In case you haven’t yet learned about Anders Hofman, you’re in for quite a treat, and a real eye-opener on just how
far we can push the human experience when we eliminate our perceptions of what we think our limitations are. Anders
Hofman is training to become the world’s first Iceman –– a conqueror of the never-before defeated Antarctic Ironman
consisting of swimming 3.9 km in ice water, biking 180 km and running 42.2 km in ice and snow on Antarctica’s
Anders’s journey began from an epiphany while watching the documentary, "“The Jump” about Nick Jacobsen. Nick and his kite take an astounding leap from the top of the iconic 321-metre-high Burj Al Arab in Dubai. Anders was inspired to do something equally as “crazy” within the triathlon world that would be perceived as impossible. Eventually, searching for a huge Nick-level jump of his own led him to the idea of completing an Ironman in the only continent yet to be graced with its test of physical exertion: Antarctica.
While completing an Ironman itself is impressive, what is even more impressive is completing an Ironman where no humans permanently inhabit because of its extremely cold, harsh conditions. Very impressive indeed, and some might even say impossible, but not to Anders. He’s ready to prove that what we define as “impossible” is merely our own perception of what we feel we can and cannot attain; that what actually matters is just how far you’re willing to go to make the impossible, possible.
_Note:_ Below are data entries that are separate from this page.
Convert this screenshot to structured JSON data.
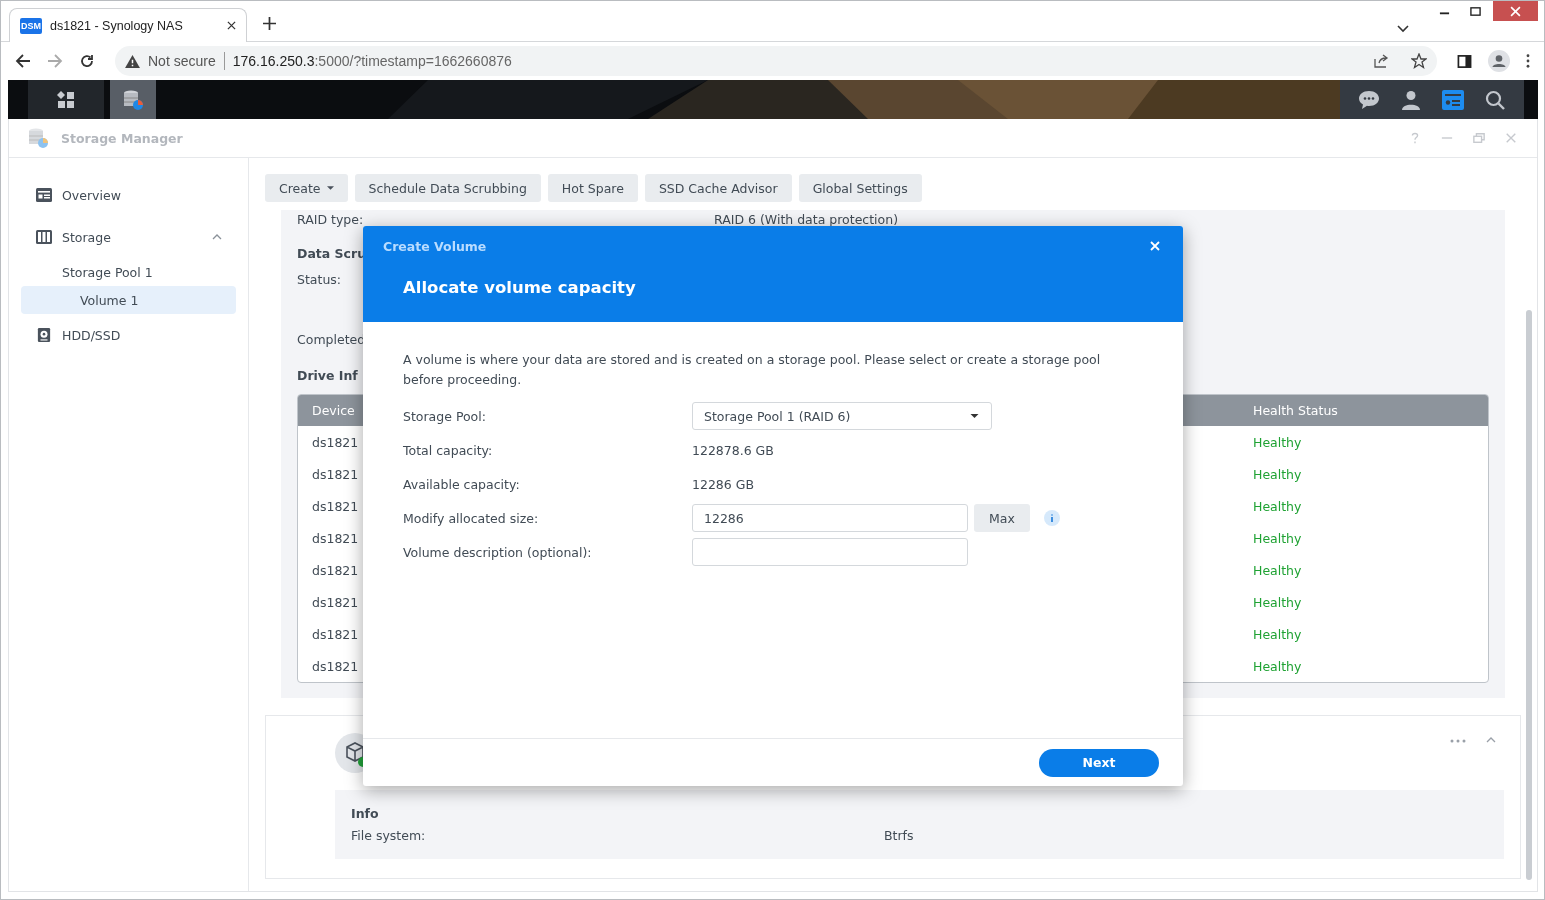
{
  "browser": {
    "tab": {
      "favicon": "DSM",
      "title": "ds1821 - Synology NAS"
    },
    "address": {
      "security": "Not secure",
      "host": "176.16.250.3",
      "rest": ":5000/?timestamp=1662660876"
    }
  },
  "app": {
    "title": "Storage Manager"
  },
  "sidebar": {
    "items": [
      {
        "label": "Overview",
        "kind": "overview",
        "selected": false
      },
      {
        "label": "Storage",
        "kind": "storage",
        "selected": false,
        "expanded": true,
        "children": [
          {
            "label": "Storage Pool 1",
            "selected": false,
            "children": [
              {
                "label": "Volume 1",
                "selected": true
              }
            ]
          }
        ]
      },
      {
        "label": "HDD/SSD",
        "kind": "disk",
        "selected": false
      }
    ]
  },
  "toolbar": [
    {
      "label": "Create",
      "dropdown": true
    },
    {
      "label": "Schedule Data Scrubbing",
      "dropdown": false
    },
    {
      "label": "Hot Spare",
      "dropdown": false
    },
    {
      "label": "SSD Cache Advisor",
      "dropdown": false
    },
    {
      "label": "Global Settings",
      "dropdown": false
    }
  ],
  "details": {
    "raid_label": "RAID type:",
    "raid_value": "RAID 6 (With data protection)",
    "scrub_heading": "Data Scru",
    "status_label": "Status:",
    "completed_label": "Completed",
    "drive_heading": "Drive Inf"
  },
  "table": {
    "columns": [
      {
        "label": "Device"
      },
      {
        "label": "Health Status"
      }
    ],
    "rows": [
      {
        "device": "ds1821",
        "health": "Healthy"
      },
      {
        "device": "ds1821",
        "health": "Healthy"
      },
      {
        "device": "ds1821",
        "health": "Healthy"
      },
      {
        "device": "ds1821",
        "health": "Healthy"
      },
      {
        "device": "ds1821",
        "health": "Healthy"
      },
      {
        "device": "ds1821",
        "health": "Healthy"
      },
      {
        "device": "ds1821",
        "health": "Healthy"
      },
      {
        "device": "ds1821",
        "health": "Healthy"
      }
    ]
  },
  "volume": {
    "info_title": "Info",
    "fields": [
      {
        "label": "File system:",
        "value": "Btrfs"
      }
    ]
  },
  "dialog": {
    "title": "Create Volume",
    "heading": "Allocate volume capacity",
    "intro": "A volume is where your data are stored and is created on a storage pool. Please select or create a storage pool before proceeding.",
    "fields": [
      {
        "kind": "select",
        "label": "Storage Pool:",
        "value": "Storage Pool 1 (RAID 6)"
      },
      {
        "kind": "text",
        "label": "Total capacity:",
        "value": "122878.6 GB"
      },
      {
        "kind": "text",
        "label": "Available capacity:",
        "value": "12286 GB"
      },
      {
        "kind": "input",
        "label": "Modify allocated size:",
        "value": "12286",
        "button": "Max",
        "info": true
      },
      {
        "kind": "input",
        "label": "Volume description (optional):"
      }
    ],
    "next": "Next"
  }
}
You can read more about his “why” in the first of our four-part series here.
Never mind that most wouldn’t even dare attempt the Iceman. Most wouldn’t even dare attempt to undergo the extremely rigorous training for it, but Anders dove in right away, literally, by shattering his own perception of his limitations in nearly-freezing water. “I wanted to see how much longer I could stay in ice water by jumping in ice water 7 days in a row. The first day I could only stay in for 35 seconds until my mind gave up, on the 7th day I stayed in for 11:05 minutes (an 1800% improvement), this really showed me how much it’s all about power over your mind, staying in control of yourself and your breath, as I couldn’t possibly have changed that much physically in that short period of time,” he shares. That’s only one small facet of his strenuous training regime, which you can read more about in the second of our four-part series here.
A large part of what we perceive to be impossible for ourselves is what we fear and our own limiting beliefs. It’s easy enough to dismiss a seemingly big risk in our everyday life due to lingering fear, but when you’re taking on a risk as big an Antarctic Ironman, you have to be made of ice yourself against fear –– a.k.a. one of our largest vehicles of self-sabotage. When asked about what he fears in his journey, Anders replies, “I don’t talk about fear, but more about what I have respect for.” Though one thing Anders mentions makes him a bit uneasy has nothing to do with the Iceman itself, but the boat trip from Argentina to Antarctica, which will take 5-7 days. “I easily get seasick, so that is going to be interesting,” he notes.
One might think it’s interesting that seasickness accounts for the bulk of Anders’ apprehensions, considering that there are five key challenges that Anders has had to overcome in his Iceman journey.
The first challenge, and likely the furthest most would make it, is the astounding €400.000 it costs to carry out the entire project to the desired extent. Half of this cost is dedicated to the Antarctica expedition, primarily due to the high traveling costs. While some might tout raising that amount of money as impossible, Anders considers it only the first obstacle that he plans to overcome in his journey. The second is setting the journey. The duration of the landscape Anders must trek has to be strategically planned. His team is currently overcoming the challenge of setting the route at Portal Point, determining how long the bike ride and running portion will be to ensure proper safety is in place, and ensuring it is logistically feasible.
Anders’ third challenge revolves around finding the gear and equipment that will withstand the exertion of the challenge as well as he plans to do himself. This means finding a bike that can withstand the extreme conditions and other high-performance gear that will aid Anders quest, not hurt it. Then, of course, is the ice swim. Nothing screams frigid cold more than diving into ice-berg laden seawater for 3.9km. Despite that Anders will don a wetsuit, the 2-degree Celsius water is still likely to penetrate it, as the only thing separating Anders’s body from some of the coldest and harshest ocean water in the world is only a few layers.
Finally, and easily one of the most terrifying key challenges Anders will likely have to face is the danger of Leopard seals. Known for aggression and hyper-predatory hunting skills, the leopard seal is one of Antarctica’s top-ranked predators. Stringent safety precautions during the swim to mitigate the risk of attack will have to be taken to protect Anders.
A miniscule portion of the training, the challenges, the risk, and everything else that works against Anders is in itself enough to stop someone from attempting what’s been touted as “impossible.” In fact, people telling Anders it is “impossible” was precisely the ammunition he needed to turn it from an idea to a dream, and soon, to reality.